We react to situations physically for a reason, so when burnout hits, think to yourself: Why is my body sending me these messages of exhaustion, fatigue, emptiness, etc.? and take action to flip the narrative.
Change up the questions you’re asking yourself
Instead of: What am I doing with my life?
Ask yourself: What can I do every day that makes me feel fulfilled?
Action step: Make a list of what lights you up. Review your list and set an intention each day to do one thing on your list that lights you up. Create a plan to incorporate the things you love into your career whenever possible. Consult with a coach if this will help you to streamline your decision-making process regarding your career.
Instead of: Why is my job so awful?
Ask yourself: What do I need in a job to make me enjoy it? What is a nonnegotiable in my job that I won’t work without, e.g., connection, healthy culture, work-life flexibility?
Action step: Identify the pertinent aspects by asking yourself what would cause you to leave this job.
Instead of: I feel so drained, so fatigued, and I am struggling.
Ask yourself: What are these symptoms trying to tell me? Am I overworked, do I need to change my hours, my job, my schedule?

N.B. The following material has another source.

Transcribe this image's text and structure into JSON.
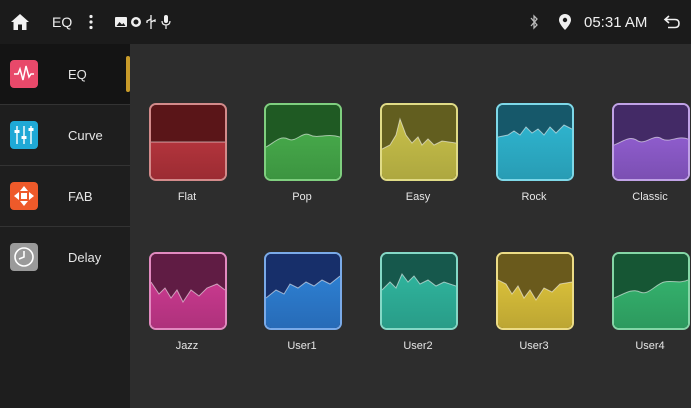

Action step: Reach out to get help. Don’t stay in this place of struggling for longer than is necessary for you to learn the lesson that something needs to change.
Instead of: Why am I in this awful role?
Ask yourself: How can I make this into an experience I want to be in?
Action step: Write out which experiences would provide you with the most value. Consider your skills, achievements, and interests to determine which role might suit you better. Consult with a coach if you’d like support with designing your next steps in a healthy way.
Instead of: Why do my hours feel so endless?
Ask yourself: How can I reduce my hours while still being productive? In other words, how can I change my environment and organization to improve my working hours?
- Identify the time of day that you’re most productive.
- Remove all other commitments during those productive hours to complete your work. Block out time in your calendar for this deep, uninterrupted work to happen.
- Switch up your environment. Are your notifications loud, your emails and your door always open? Are these distractions aiding you or causing your work to take more time to complete?
- Pay close attention to the questions you ask yourself and what you tell yourself is “normal.”
Remember that this isn’t just a corporate problem. It’s particularly important to recognize burnout now when working from home during the COVID-19 pandemic. When you fuse home and work life with these added distractions, it can be easy to overlook the symptoms that are adding up.
By monitoring your symptoms and taking action as early as possible, you not only ease the pressure on yourself but you can turn the situation around to find yourself enjoying daily life instead.
There is light on the other side of burnout; that’s why it’s there. It highlights what’s not right for you and directs you back toward a lifestyle that serves you better.
Alice Merron is a former senior associate at a Big Four accounting firm and is now a master practitioner in Neuro Linguistic Programming and a transformation coach.